Wordsworth's Second Nature: A Study of the Poetry and Politics
University of Chicago Press, 15 dec. 1984 - 313 pagina's
Wordsworth is England's greatest poet of the French Revolution: he witnessed some of its events first hand, participated in its intellectual and social ambitions, and eventually developed his celebrated poetic campaign in response to its enthusiasms. But how should that response be understood? Combining careful interpretive analysis with wide-ranging historical scholarship, Chandler presents a challenging new account of the political views implicit in Wordsworth's major works–in The Prelude, above all, but also in the central lyrics and shorter narrative poems.
Central to the discussion, which restores Wordsworth to both the French and English contexts in which he matured, is a consideration of his relation to Rousseau and Burke. Chandler maintains that by the time Wordsworth set forth his "program for poetry" in 1798, he had turned away from the Rousseauist idea of nature that had informed his early republican writings. He had already become a poet of what Burke called "second nature"–human nature cultivated by custom, habit, and tradition–and an opponent of the quest for first principles that his friend Coleridge could not forsake. In his analysis of the poetry, Chandler suggests that even Wordsworth's most apparently private moments, the lyrical "spots of time," ideologically embodied the uncalculated habits of an oral narrative discipline and a native English mind.
Wat mensen zeggen - Een review schrijven
We hebben geen reviews gevonden op de gebruikelijke plaatsen.
Beginning with Wordsworth
A Poets Reflections on the Revolution in France
The Uses of Second Nature
Rousseau and the Politics of Education
Overige edities - Alles weergeven
appeared argued argument authority become begins Burke Burke's called cause chapter claim clear Coleridge Coleridge's concern consider Cottage course criticism custom describes discipline discussion earlier early effect English enlightened evidence example experience fact feelings France French habits hand heart human ideas ideology imagination important influence intellectual issue kind knowledge later Letter lines live London look Lyrical March matter means mind moral narrative never offers opening opinions passage past perhaps period philosophic poem poet poet's poetry political position prejudice Prelude present Press principles problem question radical reader reason reference Reflections relation remarks represented response Rousseau Ruined says second nature seems sense social society story suggest theory things thought tion tradition true truth turn understanding University Wordsworth writings

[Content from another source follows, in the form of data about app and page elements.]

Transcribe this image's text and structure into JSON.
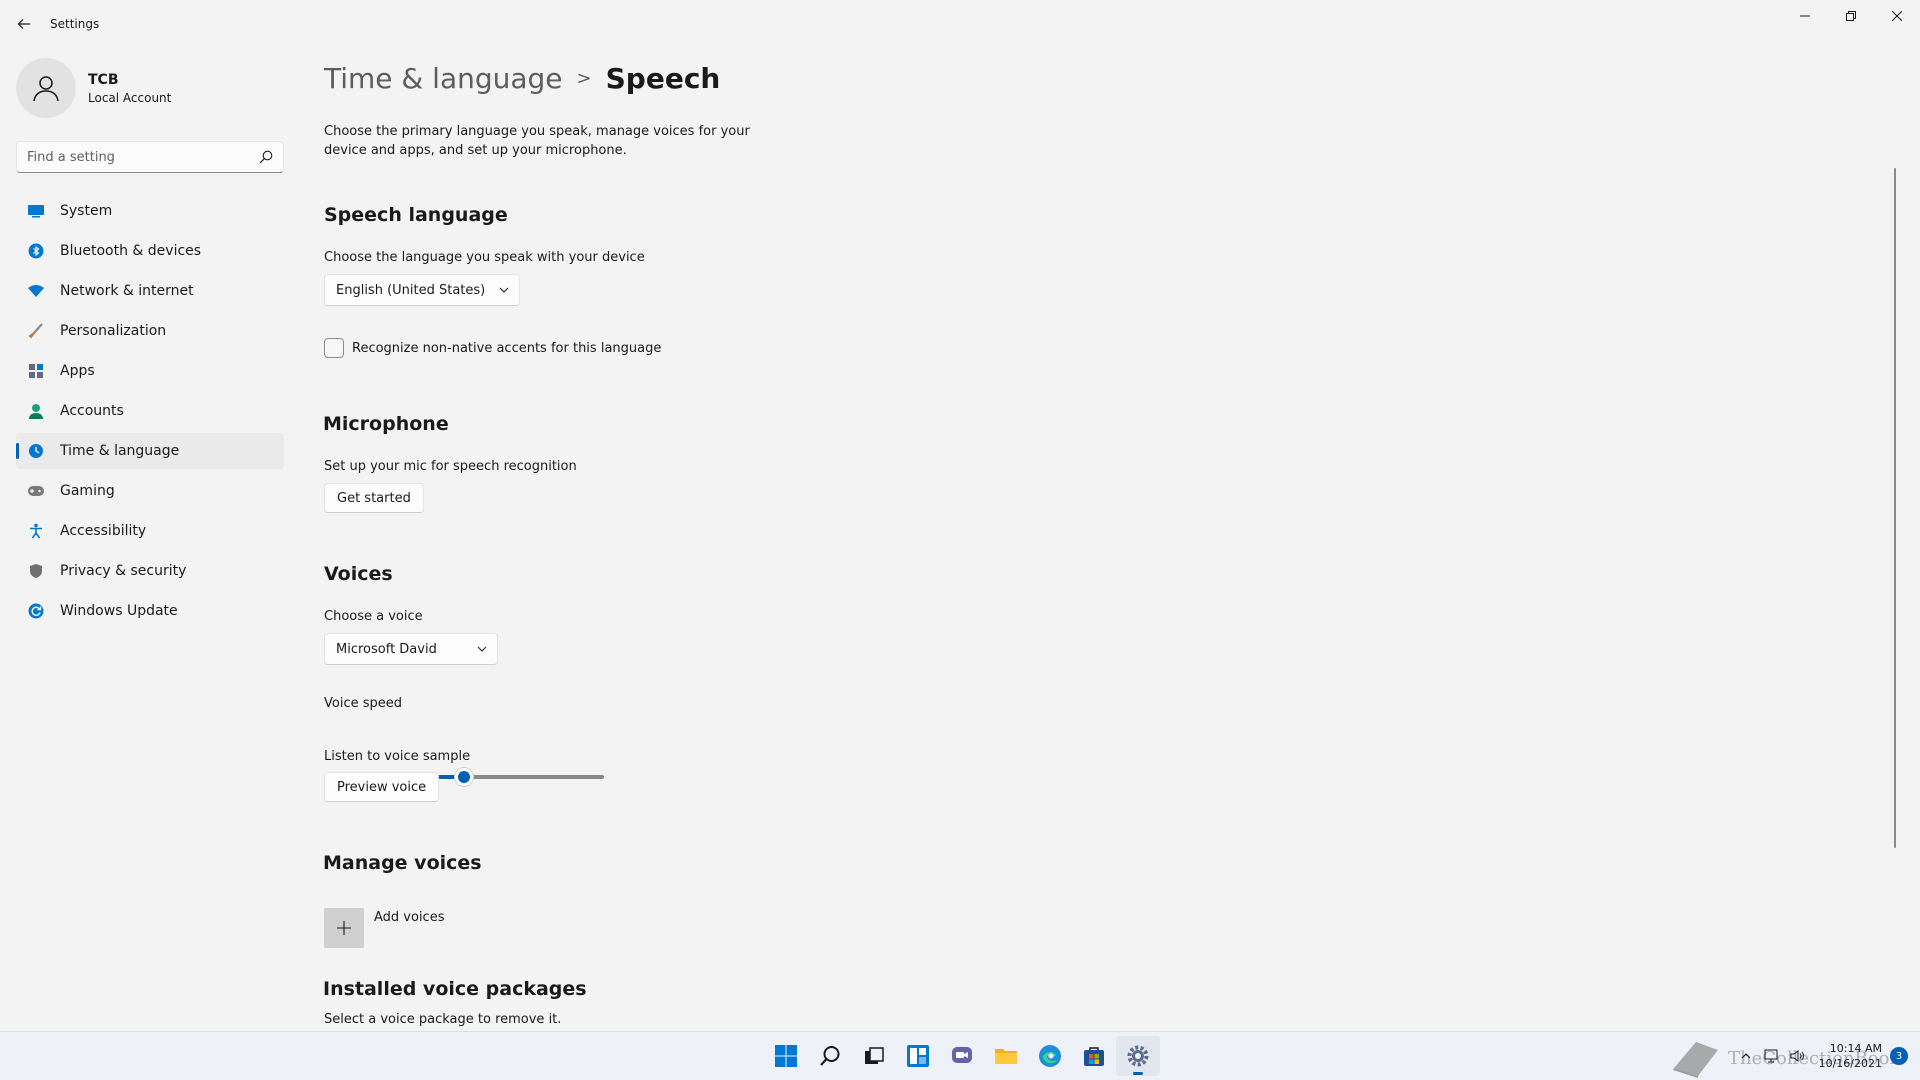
{
  "window": {
    "title": "Settings",
    "controls": [
      "minimize-icon",
      "restore-icon",
      "close-icon"
    ]
  },
  "profile": {
    "name": "TCB",
    "account_type": "Local Account"
  },
  "search": {
    "placeholder": "Find a setting"
  },
  "sidebar": {
    "items": [
      {
        "label": "System",
        "icon": "system-icon",
        "color": "#0078d4"
      },
      {
        "label": "Bluetooth & devices",
        "icon": "bluetooth-icon",
        "color": "#0078d4"
      },
      {
        "label": "Network & internet",
        "icon": "network-icon",
        "color": "#0078d4"
      },
      {
        "label": "Personalization",
        "icon": "brush-icon",
        "color": "#c47a37"
      },
      {
        "label": "Apps",
        "icon": "apps-icon",
        "color": "#5b6d89"
      },
      {
        "label": "Accounts",
        "icon": "accounts-icon",
        "color": "#1aa37a"
      },
      {
        "label": "Time & language",
        "icon": "globe-clock-icon",
        "color": "#0078d4",
        "active": true
      },
      {
        "label": "Gaming",
        "icon": "gaming-icon",
        "color": "#7a7a7a"
      },
      {
        "label": "Accessibility",
        "icon": "accessibility-icon",
        "color": "#0078d4"
      },
      {
        "label": "Privacy & security",
        "icon": "shield-icon",
        "color": "#707070"
      },
      {
        "label": "Windows Update",
        "icon": "update-icon",
        "color": "#0078d4"
      }
    ]
  },
  "breadcrumb": {
    "parent": "Time & language",
    "separator": ">",
    "current": "Speech"
  },
  "intro": "Choose the primary language you speak, manage voices for your device and apps, and set up your microphone.",
  "speech_language": {
    "title": "Speech language",
    "label": "Choose the language you speak with your device",
    "selected": "English (United States)",
    "checkbox_label": "Recognize non-native accents for this language",
    "checkbox_checked": false
  },
  "microphone": {
    "title": "Microphone",
    "label": "Set up your mic for speech recognition",
    "button": "Get started"
  },
  "voices": {
    "title": "Voices",
    "choose_label": "Choose a voice",
    "selected": "Microsoft David",
    "speed_label": "Voice speed",
    "speed_fraction": 0.5,
    "sample_label": "Listen to voice sample",
    "preview_button": "Preview voice"
  },
  "manage_voices": {
    "title": "Manage voices",
    "add_label": "Add voices"
  },
  "installed_packages": {
    "title": "Installed voice packages",
    "subtitle": "Select a voice package to remove it."
  },
  "taskbar": {
    "apps": [
      "start-icon",
      "search-icon",
      "task-view-icon",
      "widgets-icon",
      "chat-icon",
      "file-explorer-icon",
      "edge-icon",
      "store-icon",
      "settings-icon"
    ],
    "active_app": "settings-icon",
    "time": "10:14 AM",
    "date": "10/16/2021",
    "notification_count": "3",
    "watermark": "TheCollectionBook"
  },
  "colors": {
    "accent": "#005fb8",
    "background": "#f3f3f3"
  }
}
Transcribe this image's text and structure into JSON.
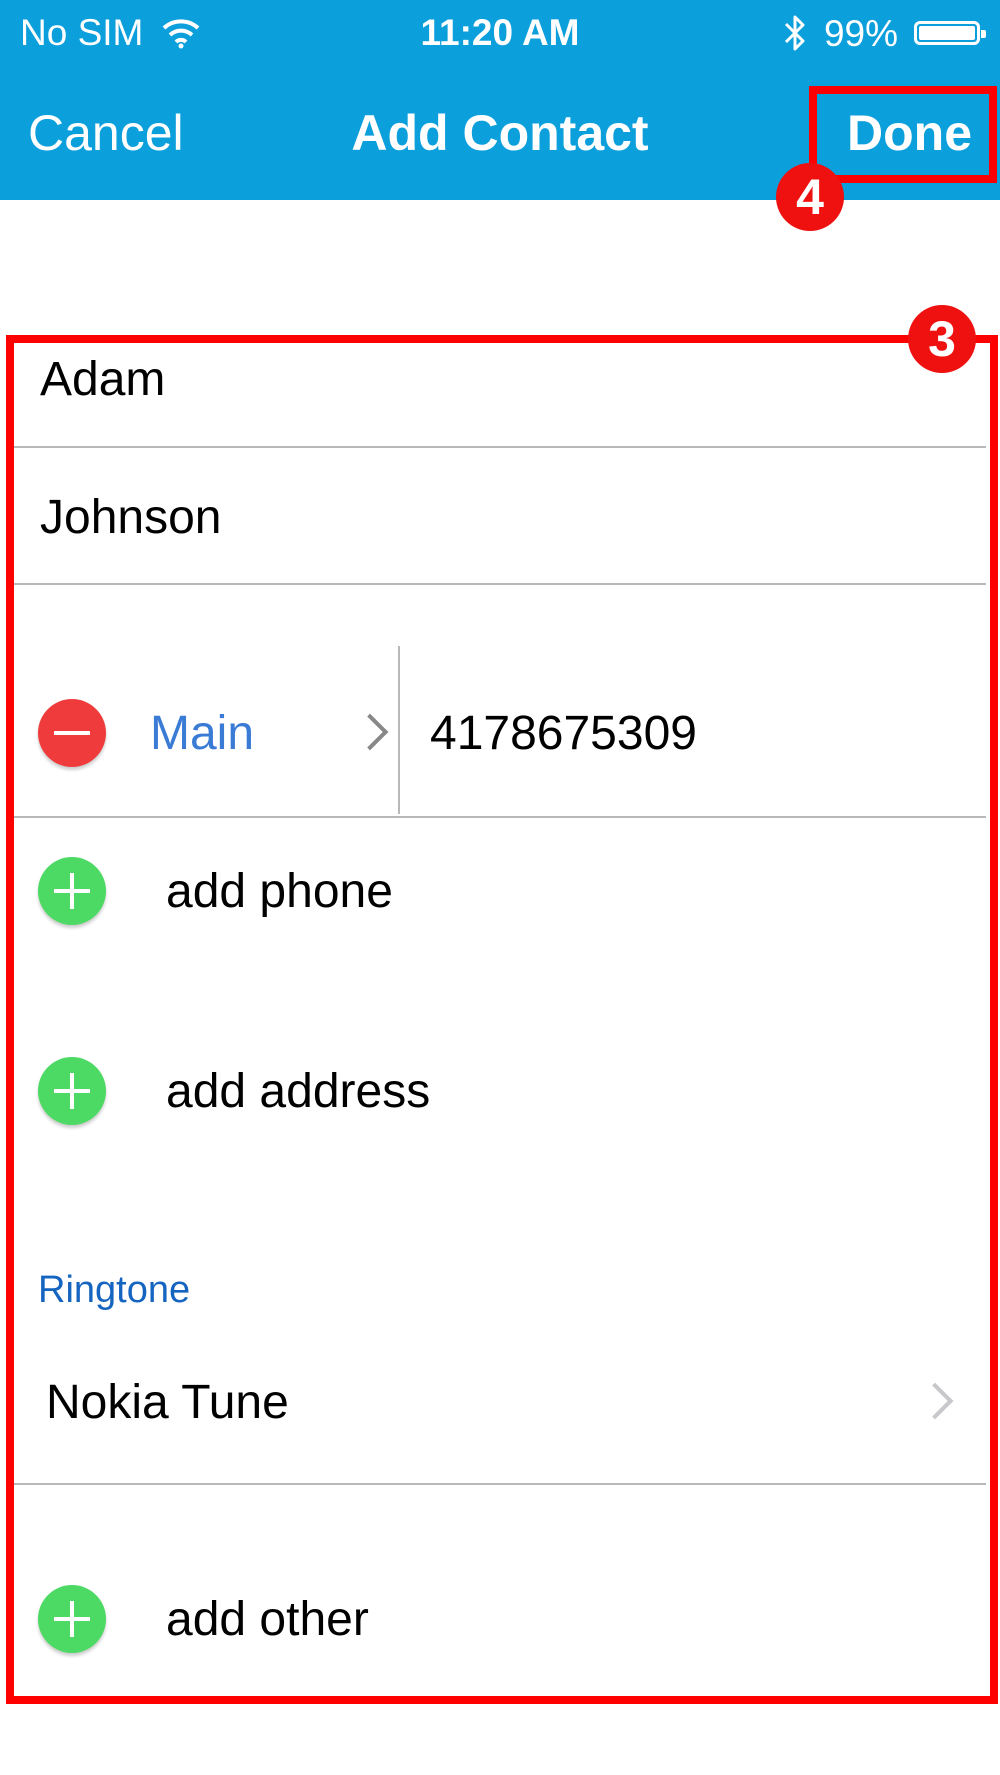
{
  "status_bar": {
    "carrier": "No SIM",
    "time": "11:20 AM",
    "battery": "99%"
  },
  "nav": {
    "cancel": "Cancel",
    "title": "Add Contact",
    "done": "Done"
  },
  "form": {
    "first_name": "Adam",
    "last_name": "Johnson",
    "phone": {
      "label": "Main",
      "number": "4178675309"
    },
    "add_phone": "add phone",
    "add_address": "add address",
    "ringtone": {
      "header": "Ringtone",
      "value": "Nokia Tune"
    },
    "add_other": "add other"
  },
  "annotations": [
    "3",
    "4"
  ],
  "colors": {
    "header_bg": "#0b9fdc",
    "highlight": "#ff0000",
    "link_blue": "#3a7bd5",
    "remove_red": "#ef3b3b",
    "add_green": "#4cd964"
  }
}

Wordsworth's Historical Imagination: The Poetry of Displacement
Geen voorbeeld beschikbaar - 1987
Alle resultaten in Google Boeken »
Gothic Bodies: The Politics of Pain in Romantic Fiction
Gedeeltelijke weergave - 1994